The title is taken from a line my Father said to me once in discussing my Grandmother, who thought anything worth having was worth having five of. I have remembered it ever since. I remember it every time I see a tremendous deal that seems just too good to pass up. A sweater on super cheap clearance (us Minnesotans can never have too many, right?). A printer that is practically free after rebate (I can always give it to someone else as a gift, right?).
Lately, I remember it anytime I see a super cheap bundle of Mac apps, that grows to even more at download milestones, all for an unbelievably good price. I think to myself, “Wow, that is a really good deal for that one application I want, let alone the ten others. Plus, they are giving five bucks of that price to charity. I can get a deal and be a humanitarian all at the same time. What a bargain!”
It’s not a bargain if you don’t need it.
Let’s just say there is one of these bundles – lets just call it MacTheft – and the price for eleven apps is $19.95. And, let’s just say they promise to give $5.00 of your purchase to starving children in cataclysmicly devastated regions of the world. Therefore, the price of the software – all eleven apps – is theoretically $14.95. But, let’s just say there is only two apps out of the eleven that you really think you need. Here is a crazy idea to try…
Buy the apps outright, full-price, directly from the developer.
I know, I know.
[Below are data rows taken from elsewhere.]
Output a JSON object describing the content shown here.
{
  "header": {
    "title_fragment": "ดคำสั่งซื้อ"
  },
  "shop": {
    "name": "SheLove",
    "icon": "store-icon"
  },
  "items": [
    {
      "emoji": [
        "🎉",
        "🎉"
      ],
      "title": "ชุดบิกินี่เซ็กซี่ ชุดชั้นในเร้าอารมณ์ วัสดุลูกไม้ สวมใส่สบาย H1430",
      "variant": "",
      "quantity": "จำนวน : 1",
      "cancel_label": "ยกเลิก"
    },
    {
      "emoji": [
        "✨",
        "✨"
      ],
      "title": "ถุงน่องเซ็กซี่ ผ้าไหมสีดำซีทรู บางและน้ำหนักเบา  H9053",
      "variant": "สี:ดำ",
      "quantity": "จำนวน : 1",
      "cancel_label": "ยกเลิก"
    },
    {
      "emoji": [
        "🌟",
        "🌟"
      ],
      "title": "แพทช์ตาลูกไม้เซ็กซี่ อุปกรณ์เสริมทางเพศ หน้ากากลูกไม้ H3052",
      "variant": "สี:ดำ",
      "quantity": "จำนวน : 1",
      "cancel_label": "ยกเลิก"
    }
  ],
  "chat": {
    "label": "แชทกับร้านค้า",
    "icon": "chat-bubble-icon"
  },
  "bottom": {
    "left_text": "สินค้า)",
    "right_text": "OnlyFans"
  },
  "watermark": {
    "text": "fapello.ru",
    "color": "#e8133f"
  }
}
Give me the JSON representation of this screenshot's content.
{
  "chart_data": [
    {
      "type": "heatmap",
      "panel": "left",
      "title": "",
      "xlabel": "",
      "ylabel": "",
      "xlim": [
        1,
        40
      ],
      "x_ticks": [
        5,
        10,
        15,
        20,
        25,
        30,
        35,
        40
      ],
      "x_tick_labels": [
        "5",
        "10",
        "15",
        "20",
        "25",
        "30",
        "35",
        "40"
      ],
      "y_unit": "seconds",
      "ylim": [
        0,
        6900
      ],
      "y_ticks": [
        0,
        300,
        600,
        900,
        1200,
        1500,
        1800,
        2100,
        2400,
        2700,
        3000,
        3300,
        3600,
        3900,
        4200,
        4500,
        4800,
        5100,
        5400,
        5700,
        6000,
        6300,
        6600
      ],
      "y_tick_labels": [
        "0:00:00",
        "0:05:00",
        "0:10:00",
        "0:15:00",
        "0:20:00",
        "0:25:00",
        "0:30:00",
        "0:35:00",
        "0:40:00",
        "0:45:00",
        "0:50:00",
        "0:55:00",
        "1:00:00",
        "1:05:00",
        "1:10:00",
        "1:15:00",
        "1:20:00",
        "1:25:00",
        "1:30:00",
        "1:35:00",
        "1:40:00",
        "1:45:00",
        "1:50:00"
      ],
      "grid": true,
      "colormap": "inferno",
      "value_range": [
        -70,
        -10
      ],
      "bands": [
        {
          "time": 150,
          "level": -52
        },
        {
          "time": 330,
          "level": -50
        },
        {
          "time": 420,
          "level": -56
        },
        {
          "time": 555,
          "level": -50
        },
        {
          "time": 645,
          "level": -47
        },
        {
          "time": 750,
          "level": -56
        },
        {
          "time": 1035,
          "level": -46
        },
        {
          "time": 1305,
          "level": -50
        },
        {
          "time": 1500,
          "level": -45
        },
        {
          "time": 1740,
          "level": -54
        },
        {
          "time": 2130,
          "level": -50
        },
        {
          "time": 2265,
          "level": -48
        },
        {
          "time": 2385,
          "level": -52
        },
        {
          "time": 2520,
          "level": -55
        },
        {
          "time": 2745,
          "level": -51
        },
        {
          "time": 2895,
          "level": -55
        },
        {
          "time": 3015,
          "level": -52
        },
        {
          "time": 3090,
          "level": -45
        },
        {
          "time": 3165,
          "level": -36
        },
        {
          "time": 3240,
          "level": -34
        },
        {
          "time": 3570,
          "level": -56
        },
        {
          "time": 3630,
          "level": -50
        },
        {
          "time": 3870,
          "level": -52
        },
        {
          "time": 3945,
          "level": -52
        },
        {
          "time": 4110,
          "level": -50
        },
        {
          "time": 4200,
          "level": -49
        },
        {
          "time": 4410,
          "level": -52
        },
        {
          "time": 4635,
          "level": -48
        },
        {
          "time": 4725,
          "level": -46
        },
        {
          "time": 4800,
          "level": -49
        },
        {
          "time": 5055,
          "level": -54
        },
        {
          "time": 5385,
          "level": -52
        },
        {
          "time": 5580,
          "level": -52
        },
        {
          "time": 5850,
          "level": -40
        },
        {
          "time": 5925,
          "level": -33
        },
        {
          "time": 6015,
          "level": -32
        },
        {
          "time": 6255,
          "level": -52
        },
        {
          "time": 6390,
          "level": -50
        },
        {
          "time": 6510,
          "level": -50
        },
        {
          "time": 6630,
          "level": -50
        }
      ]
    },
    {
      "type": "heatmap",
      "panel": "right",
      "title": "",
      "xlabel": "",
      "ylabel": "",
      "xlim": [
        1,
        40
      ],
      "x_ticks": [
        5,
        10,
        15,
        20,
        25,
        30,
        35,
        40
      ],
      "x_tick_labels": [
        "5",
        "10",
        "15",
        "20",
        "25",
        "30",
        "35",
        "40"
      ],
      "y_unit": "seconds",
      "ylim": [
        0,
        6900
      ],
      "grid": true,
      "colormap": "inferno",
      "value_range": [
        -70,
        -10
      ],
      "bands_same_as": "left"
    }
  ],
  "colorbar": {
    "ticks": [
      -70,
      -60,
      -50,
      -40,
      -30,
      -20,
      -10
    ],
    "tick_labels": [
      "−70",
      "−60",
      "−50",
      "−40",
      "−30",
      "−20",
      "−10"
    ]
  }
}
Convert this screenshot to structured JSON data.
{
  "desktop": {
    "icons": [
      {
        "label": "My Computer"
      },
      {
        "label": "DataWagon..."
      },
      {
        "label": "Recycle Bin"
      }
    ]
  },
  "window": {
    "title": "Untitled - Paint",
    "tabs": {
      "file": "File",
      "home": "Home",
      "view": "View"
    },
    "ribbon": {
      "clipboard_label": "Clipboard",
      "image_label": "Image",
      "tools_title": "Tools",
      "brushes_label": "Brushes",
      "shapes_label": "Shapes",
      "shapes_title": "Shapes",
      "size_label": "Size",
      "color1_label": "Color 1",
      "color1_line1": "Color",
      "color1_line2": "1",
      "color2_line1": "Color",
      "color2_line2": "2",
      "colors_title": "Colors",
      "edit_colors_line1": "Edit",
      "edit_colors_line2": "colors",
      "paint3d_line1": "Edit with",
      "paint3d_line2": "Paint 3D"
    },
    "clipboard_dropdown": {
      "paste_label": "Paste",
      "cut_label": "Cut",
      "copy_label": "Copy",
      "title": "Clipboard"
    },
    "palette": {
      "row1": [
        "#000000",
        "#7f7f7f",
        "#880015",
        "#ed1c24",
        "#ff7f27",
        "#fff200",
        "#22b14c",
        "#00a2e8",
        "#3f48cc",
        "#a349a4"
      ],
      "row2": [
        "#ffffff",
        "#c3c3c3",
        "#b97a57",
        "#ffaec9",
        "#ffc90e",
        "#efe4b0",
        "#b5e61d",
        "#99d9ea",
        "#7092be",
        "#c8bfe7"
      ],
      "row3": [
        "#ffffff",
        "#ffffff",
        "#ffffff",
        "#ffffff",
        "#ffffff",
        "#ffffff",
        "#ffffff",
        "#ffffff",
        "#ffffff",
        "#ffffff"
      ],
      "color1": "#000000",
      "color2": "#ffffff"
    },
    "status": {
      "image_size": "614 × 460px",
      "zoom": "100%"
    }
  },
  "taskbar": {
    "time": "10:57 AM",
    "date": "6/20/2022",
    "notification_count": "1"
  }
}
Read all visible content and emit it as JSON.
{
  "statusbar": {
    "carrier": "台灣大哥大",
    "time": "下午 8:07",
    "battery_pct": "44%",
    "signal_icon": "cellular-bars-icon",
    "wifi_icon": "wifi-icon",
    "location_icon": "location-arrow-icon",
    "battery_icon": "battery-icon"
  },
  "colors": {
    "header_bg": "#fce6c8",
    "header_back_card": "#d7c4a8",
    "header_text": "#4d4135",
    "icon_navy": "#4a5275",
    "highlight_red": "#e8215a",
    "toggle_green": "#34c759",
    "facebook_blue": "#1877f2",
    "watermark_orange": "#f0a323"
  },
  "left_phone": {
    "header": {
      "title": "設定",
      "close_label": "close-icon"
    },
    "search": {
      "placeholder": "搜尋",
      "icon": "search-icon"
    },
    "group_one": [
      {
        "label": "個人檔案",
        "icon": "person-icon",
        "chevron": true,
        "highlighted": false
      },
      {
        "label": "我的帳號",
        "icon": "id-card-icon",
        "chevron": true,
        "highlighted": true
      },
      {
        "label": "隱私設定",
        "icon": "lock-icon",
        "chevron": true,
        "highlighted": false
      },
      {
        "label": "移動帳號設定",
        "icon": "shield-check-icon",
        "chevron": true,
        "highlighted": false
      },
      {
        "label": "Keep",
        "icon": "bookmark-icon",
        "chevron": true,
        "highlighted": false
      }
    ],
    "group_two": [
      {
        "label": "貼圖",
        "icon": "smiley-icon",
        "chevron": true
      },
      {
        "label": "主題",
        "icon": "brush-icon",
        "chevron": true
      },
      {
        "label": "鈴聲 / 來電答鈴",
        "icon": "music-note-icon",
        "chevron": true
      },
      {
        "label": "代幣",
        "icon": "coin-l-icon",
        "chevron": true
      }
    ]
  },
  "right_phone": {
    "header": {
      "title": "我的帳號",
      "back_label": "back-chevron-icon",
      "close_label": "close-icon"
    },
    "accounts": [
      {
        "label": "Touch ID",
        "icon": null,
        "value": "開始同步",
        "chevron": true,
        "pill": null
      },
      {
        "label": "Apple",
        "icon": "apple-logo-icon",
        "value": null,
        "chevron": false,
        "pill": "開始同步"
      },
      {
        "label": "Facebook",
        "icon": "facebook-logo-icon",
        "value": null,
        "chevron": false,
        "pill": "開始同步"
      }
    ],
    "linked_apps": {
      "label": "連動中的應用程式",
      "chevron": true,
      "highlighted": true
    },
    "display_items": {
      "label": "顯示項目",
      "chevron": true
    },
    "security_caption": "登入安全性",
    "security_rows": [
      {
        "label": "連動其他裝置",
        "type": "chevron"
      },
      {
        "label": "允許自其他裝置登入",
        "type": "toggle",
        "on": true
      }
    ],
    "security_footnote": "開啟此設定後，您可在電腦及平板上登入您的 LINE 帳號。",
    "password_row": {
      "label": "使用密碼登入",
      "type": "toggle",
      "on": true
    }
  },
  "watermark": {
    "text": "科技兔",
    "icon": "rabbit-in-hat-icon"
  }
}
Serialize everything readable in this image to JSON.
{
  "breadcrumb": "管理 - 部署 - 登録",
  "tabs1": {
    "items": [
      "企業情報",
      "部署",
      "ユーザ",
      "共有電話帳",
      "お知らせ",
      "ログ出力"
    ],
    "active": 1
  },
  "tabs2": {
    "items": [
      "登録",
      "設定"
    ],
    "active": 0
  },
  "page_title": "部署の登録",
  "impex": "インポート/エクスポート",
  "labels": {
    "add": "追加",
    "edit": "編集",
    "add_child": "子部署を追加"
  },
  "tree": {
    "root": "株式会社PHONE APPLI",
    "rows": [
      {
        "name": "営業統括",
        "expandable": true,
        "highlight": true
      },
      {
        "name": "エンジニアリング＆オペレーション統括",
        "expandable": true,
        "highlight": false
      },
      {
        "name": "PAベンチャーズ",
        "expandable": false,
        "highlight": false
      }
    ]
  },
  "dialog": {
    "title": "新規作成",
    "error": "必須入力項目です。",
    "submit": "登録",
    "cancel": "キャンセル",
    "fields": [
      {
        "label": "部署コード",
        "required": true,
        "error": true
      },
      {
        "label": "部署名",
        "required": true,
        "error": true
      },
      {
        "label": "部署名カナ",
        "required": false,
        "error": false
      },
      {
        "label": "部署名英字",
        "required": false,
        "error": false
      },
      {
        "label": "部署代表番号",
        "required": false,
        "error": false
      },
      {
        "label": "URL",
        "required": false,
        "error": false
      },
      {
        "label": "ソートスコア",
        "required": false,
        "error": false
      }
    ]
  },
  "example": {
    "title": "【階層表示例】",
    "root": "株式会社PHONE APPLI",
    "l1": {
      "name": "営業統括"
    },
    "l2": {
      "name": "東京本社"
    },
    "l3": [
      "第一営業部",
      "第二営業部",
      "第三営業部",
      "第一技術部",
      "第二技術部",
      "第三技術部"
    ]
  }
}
You are not getting a bargain, right? Wrong. Did you need the apps? Then you are getting a bargain. Even better, you are directly supporting the developer and their future development. Not only that but you are also not cluttering up your hard drive with software you will never use. You are not wasting your time and attention on bargains that really aren’t.
OK, fine. You want a “bargain”. How about this… Contact the developers of the two apps you want and say something like…
“Hey, I see you have your apps available on MacTheft and, while that is great and all, I really don’t need all eleven of them. I really only need two, your’s and this other guy’s. Therefore, I am contacting each of you to see if I could give you $7.50 cents directly. I figure that is about 10 times more than you will get from my individual sale if I buy it through MacTheft. Also, I was planing on giving five dollars to the starving children too.”
What’s the worse they can say? No?
My point is that you owe it to yourself to avoid these bargains and giveaways unless it is stuff you really need and plan on using. If not, you are still wasting your money, your time, and your attention no matter how much you pay. Even if the price is “free”.